The $1.9 trillion spending bill recently enacted by President Joe Biden is set to shower state governments with an additional $350 billion in federal cash. Despite being awash in federal money, lawmakers in some states are still pushing forward with unnecessary and harmful legislation to raise taxes. In fact, Americans living at the most western and eastern reaches of the U.S. face state income tax hikes this year.
Lawmakers in Hawaii are currently advancing both personal and corporate income tax hikes. Democrat lawmakers in Maine, meanwhile, have it made it abundantly clear that they are not afraid to support job-killing tax hikes as Mainers are desperately trying to recover from the pandemic.
LD 495, sponsored by Rep. Laurie Osher (D), seeks to increase Maine’s personal income tax rate from 7.15% to 8.35%. It would also add an additional bracket at a rate of 11.15% for individual filers whose income is over $100,000 and couples whose income is over $200,000. This would impact about 12% of households in the state.
Sen. Joseph Baldacci (D) introduced another income tax hike in his chamber. If enacted, LD 532 would increase the top income tax rate to 7.95% and impose a tax rate of 10.15% on capital gains and dividends.

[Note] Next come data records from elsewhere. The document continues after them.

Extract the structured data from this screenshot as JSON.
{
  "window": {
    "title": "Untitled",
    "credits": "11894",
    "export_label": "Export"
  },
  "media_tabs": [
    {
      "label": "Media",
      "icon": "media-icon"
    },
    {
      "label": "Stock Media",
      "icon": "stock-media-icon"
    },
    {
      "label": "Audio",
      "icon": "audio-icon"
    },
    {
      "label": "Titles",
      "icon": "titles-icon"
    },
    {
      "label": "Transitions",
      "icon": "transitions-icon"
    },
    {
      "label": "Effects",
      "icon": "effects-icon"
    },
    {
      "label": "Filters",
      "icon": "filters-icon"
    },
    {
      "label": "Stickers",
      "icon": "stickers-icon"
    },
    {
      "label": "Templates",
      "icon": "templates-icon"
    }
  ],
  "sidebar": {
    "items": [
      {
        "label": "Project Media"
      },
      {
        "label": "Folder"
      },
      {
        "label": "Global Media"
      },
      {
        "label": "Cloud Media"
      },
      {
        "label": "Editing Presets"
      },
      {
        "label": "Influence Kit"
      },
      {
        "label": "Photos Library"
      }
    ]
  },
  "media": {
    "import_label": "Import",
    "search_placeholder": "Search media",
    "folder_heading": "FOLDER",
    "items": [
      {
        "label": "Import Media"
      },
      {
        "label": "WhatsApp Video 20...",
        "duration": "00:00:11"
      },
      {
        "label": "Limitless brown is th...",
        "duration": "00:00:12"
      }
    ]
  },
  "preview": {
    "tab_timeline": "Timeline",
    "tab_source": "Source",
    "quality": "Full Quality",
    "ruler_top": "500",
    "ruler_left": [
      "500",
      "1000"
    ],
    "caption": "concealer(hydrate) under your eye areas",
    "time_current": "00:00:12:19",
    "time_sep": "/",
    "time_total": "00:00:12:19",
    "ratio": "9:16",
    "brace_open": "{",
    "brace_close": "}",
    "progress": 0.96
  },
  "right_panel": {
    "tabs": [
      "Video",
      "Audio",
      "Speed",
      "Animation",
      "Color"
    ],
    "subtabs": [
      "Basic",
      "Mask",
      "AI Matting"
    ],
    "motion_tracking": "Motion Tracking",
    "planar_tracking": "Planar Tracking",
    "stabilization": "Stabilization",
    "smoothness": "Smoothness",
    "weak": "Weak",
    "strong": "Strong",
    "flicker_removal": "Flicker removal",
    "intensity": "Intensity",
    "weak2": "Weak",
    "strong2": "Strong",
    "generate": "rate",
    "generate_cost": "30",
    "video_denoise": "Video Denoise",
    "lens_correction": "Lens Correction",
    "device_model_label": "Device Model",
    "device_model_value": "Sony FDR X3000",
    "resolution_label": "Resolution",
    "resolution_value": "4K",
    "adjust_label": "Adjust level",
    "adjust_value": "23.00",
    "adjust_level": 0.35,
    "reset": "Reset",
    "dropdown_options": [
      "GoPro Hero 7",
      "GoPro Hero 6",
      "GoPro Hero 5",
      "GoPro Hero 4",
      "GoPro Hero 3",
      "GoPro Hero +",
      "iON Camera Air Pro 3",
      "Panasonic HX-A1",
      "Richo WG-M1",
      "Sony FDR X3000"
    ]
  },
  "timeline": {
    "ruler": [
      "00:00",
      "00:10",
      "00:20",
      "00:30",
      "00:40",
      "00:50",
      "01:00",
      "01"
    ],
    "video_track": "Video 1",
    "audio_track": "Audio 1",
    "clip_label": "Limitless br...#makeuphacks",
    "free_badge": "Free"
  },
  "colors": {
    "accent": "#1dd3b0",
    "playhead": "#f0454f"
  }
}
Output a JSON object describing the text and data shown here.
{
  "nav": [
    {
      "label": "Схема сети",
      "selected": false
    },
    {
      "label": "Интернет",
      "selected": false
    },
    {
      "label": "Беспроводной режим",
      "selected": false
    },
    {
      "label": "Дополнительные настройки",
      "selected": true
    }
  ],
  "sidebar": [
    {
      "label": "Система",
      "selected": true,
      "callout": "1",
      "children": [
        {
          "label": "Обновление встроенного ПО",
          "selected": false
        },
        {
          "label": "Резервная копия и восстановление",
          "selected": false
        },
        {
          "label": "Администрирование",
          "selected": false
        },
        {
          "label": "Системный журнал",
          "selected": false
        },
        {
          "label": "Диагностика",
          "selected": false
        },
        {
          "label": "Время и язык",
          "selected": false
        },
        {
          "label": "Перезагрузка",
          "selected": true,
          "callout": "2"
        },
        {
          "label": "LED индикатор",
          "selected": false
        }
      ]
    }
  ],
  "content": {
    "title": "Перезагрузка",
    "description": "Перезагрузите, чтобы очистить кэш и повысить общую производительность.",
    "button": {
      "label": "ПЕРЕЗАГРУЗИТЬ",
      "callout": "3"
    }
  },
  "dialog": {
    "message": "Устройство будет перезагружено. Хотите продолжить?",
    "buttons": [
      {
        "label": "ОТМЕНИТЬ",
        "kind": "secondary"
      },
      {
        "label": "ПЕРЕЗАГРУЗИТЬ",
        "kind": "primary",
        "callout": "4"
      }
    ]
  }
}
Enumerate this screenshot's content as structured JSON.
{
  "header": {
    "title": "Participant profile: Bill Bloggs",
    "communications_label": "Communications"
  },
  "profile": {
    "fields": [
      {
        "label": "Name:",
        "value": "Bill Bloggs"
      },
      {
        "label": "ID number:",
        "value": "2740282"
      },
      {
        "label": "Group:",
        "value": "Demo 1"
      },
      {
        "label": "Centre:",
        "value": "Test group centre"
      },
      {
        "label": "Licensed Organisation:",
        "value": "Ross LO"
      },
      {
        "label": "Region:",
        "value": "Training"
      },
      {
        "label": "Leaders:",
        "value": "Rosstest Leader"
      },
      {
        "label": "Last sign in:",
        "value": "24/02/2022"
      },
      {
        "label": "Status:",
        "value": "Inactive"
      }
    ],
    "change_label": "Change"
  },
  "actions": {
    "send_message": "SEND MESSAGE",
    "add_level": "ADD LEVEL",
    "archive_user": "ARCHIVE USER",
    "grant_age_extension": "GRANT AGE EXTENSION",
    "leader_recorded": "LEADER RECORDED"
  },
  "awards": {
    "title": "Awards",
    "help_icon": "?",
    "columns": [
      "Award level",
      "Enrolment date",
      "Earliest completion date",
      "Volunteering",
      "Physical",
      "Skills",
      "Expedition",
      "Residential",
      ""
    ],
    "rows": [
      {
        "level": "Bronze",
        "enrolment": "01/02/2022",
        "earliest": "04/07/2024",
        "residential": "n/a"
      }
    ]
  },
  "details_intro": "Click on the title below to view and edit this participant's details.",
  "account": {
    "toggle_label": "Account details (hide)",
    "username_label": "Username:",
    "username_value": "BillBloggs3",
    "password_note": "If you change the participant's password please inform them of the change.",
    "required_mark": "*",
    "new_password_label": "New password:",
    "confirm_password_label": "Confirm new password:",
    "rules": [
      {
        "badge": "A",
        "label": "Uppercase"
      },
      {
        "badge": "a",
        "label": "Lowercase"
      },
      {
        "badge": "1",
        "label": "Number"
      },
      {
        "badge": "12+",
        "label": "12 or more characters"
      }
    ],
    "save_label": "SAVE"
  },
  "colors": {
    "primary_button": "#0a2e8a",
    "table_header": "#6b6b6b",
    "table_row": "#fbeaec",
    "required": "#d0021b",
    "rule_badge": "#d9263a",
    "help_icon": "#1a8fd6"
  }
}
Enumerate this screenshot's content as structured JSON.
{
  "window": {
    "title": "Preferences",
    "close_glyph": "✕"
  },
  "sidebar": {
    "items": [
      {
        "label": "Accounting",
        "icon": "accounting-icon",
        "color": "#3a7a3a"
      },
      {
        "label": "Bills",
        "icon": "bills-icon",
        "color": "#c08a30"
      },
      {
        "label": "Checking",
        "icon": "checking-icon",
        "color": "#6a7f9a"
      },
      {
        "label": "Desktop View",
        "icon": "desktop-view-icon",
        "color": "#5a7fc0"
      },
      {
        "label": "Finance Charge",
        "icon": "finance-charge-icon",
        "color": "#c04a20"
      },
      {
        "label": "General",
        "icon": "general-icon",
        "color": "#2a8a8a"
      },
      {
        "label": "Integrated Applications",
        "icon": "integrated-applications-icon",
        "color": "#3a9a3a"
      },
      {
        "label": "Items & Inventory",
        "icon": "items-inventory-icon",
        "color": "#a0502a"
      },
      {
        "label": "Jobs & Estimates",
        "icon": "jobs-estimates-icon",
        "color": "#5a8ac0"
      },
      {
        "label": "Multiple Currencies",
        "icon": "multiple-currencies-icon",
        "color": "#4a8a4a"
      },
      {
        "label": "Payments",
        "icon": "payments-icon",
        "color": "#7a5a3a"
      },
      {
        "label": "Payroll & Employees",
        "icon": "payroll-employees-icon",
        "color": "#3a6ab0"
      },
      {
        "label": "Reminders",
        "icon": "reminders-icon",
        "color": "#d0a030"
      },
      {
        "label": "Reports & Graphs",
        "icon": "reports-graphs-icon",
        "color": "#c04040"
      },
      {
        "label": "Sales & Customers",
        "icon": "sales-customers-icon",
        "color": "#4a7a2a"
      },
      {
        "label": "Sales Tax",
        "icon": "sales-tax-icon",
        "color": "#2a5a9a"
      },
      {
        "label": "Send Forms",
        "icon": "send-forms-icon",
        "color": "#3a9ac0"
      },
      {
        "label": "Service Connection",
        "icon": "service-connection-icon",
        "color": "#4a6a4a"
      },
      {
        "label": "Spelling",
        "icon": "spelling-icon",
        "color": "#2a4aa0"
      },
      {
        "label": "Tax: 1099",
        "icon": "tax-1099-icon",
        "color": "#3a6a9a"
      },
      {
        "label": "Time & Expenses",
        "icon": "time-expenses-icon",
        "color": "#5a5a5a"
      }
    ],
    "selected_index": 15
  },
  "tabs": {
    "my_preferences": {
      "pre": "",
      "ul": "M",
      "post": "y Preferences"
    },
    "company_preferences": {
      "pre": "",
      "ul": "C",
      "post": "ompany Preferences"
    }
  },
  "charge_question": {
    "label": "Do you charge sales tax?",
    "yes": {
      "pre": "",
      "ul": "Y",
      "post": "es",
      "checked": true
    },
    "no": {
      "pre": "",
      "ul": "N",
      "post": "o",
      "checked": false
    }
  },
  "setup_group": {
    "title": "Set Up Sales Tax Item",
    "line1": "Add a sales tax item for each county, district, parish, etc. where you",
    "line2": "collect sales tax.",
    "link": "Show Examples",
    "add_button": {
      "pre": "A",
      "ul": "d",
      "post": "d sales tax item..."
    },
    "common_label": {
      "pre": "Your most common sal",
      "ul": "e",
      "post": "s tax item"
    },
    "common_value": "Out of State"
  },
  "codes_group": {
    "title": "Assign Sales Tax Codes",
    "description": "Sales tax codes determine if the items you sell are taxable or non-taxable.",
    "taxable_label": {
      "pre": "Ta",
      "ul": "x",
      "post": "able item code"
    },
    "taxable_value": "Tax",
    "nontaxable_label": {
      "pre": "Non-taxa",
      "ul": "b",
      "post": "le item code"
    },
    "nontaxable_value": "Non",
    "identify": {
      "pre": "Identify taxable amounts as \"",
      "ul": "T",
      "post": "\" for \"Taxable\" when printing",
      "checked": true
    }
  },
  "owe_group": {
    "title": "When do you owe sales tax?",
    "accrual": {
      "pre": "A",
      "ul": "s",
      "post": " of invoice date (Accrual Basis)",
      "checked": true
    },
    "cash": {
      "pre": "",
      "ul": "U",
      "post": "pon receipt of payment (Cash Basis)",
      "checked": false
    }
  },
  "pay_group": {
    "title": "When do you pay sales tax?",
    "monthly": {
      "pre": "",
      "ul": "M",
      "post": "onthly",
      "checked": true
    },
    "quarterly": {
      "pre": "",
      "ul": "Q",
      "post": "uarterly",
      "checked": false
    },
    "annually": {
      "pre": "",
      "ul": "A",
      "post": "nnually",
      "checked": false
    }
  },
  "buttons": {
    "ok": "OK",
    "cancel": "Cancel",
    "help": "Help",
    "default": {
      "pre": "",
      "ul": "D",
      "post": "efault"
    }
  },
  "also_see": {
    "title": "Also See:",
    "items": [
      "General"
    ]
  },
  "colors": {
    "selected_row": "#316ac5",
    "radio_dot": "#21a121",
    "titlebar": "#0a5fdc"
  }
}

These proposed bills would drive people, jobs, and investment away from Maine, and that’s something that the Maine economy cannot afford as Mainers to recover a year after the pandemic hit.
“These proposals come at a time when the Maine economy is struggling to cope with the impact of the pandemic,” said Michael Allen, associate commissioner for tax policy at the Maine Department of Administrative and Financial Services. “While we are seeing some positive signs, avoiding tax increases of this magnitude is an important component in well positioning the state to economically rebound quickly and strongly.”
In a statement to the Committee on Taxation, David Clough, Maine state director for the National Federation of Independent Business, said the legislation would “significantly increase taxes on thousands of Maine small business owners, because the income of most small businesses is passed through and taxed on the owners’ personal 1040 tax return.” The Maine chapter of NFIB represents nearly 3,000 small businesses state-wide.
Mainers have suffered due to the pandemic-driven downturn. Mainers need a tax cut, not an increase. LDs 495 and 532 would make Maine a much less attractive place for businesses to invest and employers to create job opportunities. If lawmakers in Maine want to help their constituents from the pandemic, they will reject these misguided tax hikes.